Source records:
*** Begin section ***

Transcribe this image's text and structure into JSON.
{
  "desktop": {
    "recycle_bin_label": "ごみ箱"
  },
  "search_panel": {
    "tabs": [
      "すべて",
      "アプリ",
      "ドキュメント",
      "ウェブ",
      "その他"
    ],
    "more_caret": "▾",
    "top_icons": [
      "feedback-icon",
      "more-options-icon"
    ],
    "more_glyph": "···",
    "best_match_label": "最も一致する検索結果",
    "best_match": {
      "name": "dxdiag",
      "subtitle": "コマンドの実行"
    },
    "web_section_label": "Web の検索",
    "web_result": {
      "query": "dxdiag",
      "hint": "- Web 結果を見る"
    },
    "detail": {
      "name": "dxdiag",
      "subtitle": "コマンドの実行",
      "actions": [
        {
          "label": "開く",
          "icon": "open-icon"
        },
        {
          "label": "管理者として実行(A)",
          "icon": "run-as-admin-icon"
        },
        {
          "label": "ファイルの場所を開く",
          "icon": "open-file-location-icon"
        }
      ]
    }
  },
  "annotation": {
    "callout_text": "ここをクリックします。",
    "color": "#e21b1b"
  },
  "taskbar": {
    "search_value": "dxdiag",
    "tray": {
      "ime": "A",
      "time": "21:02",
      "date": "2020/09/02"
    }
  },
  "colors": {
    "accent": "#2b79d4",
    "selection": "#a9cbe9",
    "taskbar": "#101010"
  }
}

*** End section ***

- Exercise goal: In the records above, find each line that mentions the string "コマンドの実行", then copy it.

- Solution for this exercise:
      "subtitle": "コマンドの実行"
      "subtitle": "コマンドの実行",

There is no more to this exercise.